**Records contained in a dataset**
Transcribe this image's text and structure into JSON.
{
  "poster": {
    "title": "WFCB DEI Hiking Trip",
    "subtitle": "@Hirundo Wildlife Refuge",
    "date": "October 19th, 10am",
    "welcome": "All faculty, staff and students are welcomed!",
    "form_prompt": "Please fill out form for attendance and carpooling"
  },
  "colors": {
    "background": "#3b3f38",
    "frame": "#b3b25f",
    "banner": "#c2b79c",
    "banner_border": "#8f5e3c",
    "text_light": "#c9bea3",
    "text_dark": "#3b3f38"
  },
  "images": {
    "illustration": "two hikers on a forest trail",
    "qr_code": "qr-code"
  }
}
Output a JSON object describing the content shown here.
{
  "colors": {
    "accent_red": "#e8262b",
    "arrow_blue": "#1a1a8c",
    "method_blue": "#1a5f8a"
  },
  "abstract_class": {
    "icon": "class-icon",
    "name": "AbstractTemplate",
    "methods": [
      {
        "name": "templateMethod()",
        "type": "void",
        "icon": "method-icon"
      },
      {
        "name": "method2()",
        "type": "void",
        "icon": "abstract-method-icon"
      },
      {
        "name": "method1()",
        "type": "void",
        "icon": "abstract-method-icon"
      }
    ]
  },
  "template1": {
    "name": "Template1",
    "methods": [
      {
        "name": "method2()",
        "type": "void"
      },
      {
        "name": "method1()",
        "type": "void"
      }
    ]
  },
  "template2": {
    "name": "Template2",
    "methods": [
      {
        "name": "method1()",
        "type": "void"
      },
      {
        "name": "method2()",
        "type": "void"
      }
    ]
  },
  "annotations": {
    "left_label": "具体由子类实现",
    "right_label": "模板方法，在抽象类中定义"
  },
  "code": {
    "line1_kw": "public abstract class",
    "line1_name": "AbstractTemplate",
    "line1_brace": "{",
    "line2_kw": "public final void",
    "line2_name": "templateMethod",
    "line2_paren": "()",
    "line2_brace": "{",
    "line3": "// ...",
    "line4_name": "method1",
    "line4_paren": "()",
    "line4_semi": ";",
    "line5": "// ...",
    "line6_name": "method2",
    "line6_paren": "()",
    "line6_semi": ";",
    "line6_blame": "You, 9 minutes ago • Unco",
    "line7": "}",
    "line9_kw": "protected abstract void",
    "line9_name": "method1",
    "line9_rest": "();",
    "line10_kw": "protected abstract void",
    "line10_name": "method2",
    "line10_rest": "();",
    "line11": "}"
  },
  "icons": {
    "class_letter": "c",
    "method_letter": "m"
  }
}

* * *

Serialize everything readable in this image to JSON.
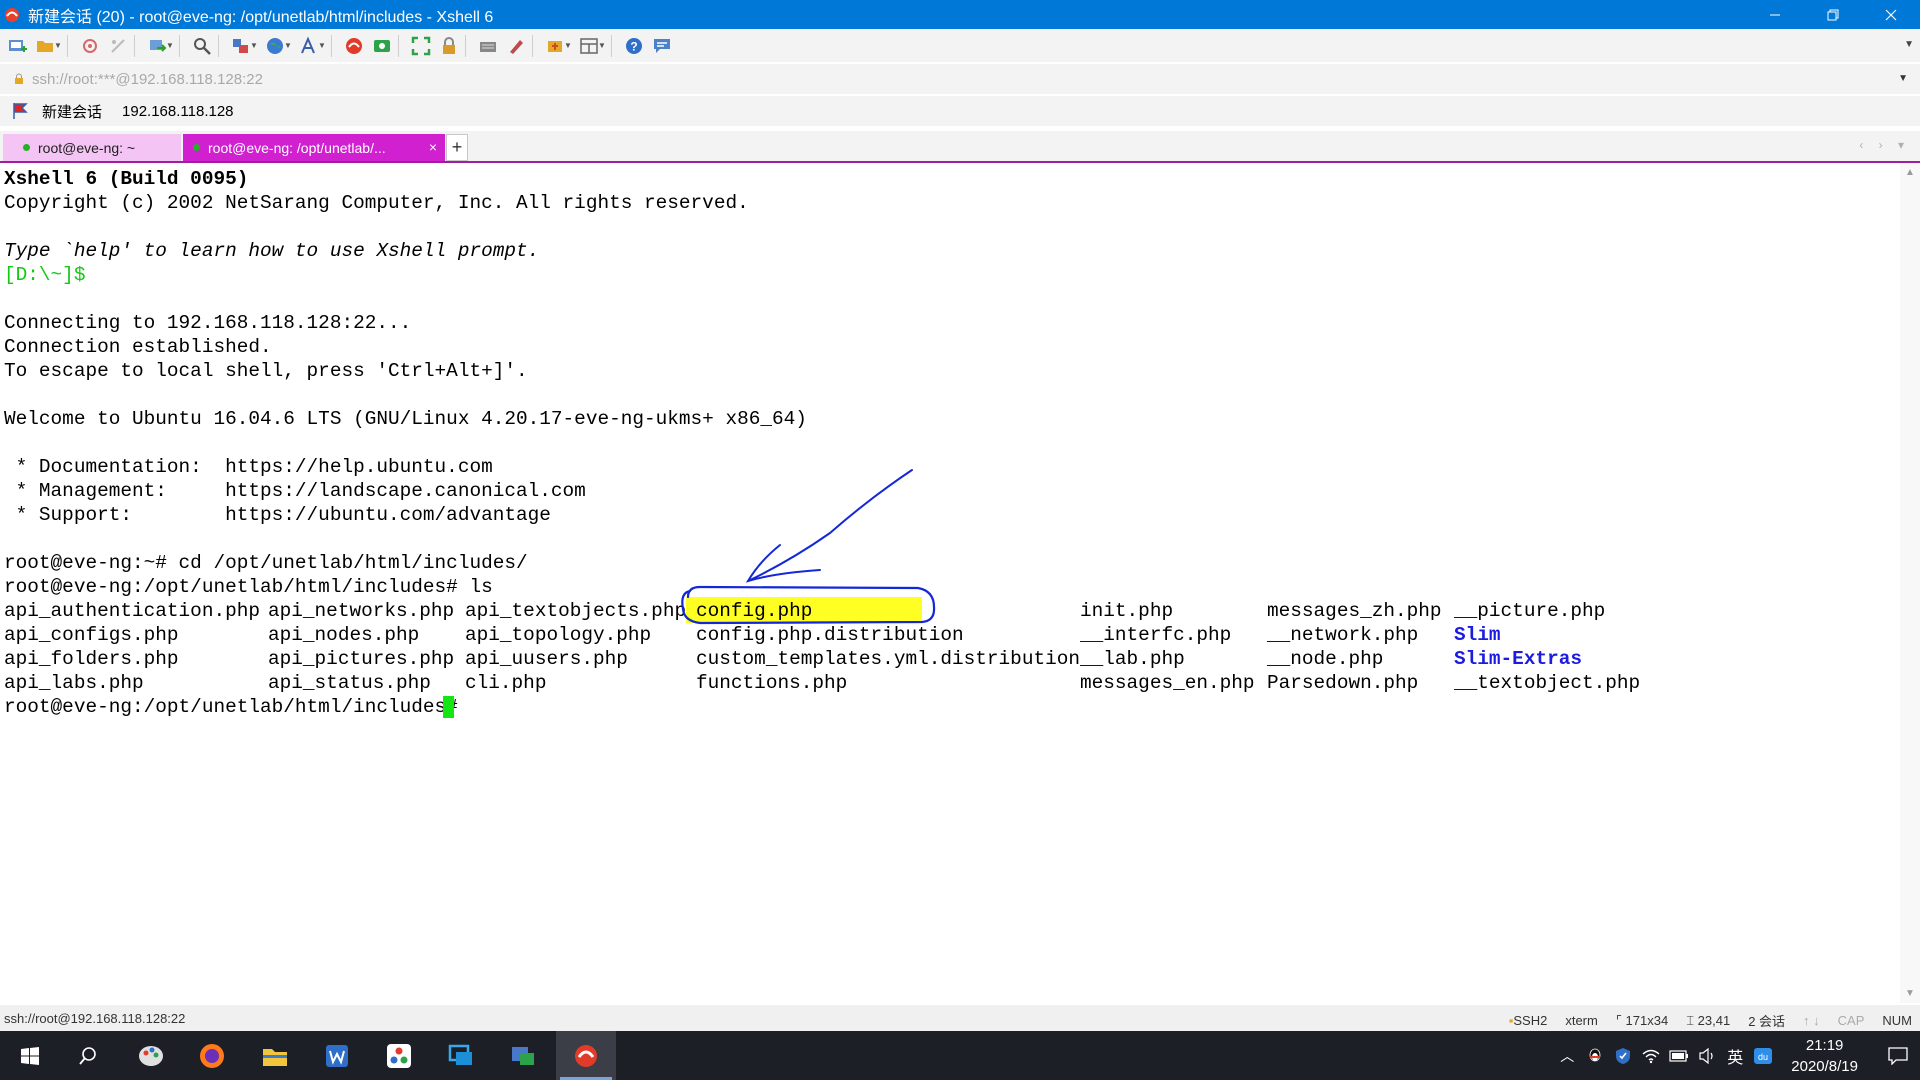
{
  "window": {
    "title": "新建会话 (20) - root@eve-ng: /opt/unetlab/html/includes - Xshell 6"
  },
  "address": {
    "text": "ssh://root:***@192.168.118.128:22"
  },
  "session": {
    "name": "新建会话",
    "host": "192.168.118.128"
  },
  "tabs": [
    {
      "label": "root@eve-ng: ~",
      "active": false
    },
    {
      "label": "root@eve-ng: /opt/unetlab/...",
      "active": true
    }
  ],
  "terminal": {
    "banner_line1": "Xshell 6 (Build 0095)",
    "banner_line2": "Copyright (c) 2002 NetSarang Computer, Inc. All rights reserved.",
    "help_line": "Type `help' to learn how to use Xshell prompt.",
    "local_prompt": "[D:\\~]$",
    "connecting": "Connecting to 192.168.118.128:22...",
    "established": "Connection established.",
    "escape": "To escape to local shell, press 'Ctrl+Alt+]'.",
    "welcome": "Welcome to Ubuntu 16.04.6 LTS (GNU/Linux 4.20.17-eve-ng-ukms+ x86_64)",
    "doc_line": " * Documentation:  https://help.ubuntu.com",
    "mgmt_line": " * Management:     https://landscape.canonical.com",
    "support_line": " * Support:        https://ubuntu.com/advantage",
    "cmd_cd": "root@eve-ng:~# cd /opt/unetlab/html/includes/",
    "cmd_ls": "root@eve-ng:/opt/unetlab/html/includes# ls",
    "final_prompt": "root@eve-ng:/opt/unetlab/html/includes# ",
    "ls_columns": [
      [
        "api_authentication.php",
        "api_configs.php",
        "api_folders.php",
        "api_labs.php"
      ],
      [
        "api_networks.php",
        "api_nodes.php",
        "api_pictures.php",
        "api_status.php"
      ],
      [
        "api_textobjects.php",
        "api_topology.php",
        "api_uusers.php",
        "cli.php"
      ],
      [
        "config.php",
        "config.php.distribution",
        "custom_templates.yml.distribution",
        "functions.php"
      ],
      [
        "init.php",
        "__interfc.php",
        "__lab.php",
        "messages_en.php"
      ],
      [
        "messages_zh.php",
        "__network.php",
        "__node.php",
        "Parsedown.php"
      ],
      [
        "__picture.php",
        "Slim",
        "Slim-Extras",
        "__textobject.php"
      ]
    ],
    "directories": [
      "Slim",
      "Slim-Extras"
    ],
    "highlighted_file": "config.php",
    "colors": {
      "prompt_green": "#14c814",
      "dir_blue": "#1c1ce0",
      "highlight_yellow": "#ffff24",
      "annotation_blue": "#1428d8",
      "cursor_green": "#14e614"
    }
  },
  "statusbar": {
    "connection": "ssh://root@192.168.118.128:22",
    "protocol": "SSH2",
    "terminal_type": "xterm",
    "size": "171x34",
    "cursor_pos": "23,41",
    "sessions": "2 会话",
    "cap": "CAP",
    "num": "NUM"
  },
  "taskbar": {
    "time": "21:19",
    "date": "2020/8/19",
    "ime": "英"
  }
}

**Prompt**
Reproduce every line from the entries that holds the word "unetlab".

**Response area**
    "title": "新建会话 (20) - root@eve-ng: /opt/unetlab/html/includes - Xshell 6"
      "label": "root@eve-ng: /opt/unetlab/...",
    "cmd_cd": "root@eve-ng:~# cd /opt/unetlab/html/includes/",
    "cmd_ls": "root@eve-ng:/opt/unetlab/html/includes# ls",
    "final_prompt": "root@eve-ng:/opt/unetlab/html/includes# ",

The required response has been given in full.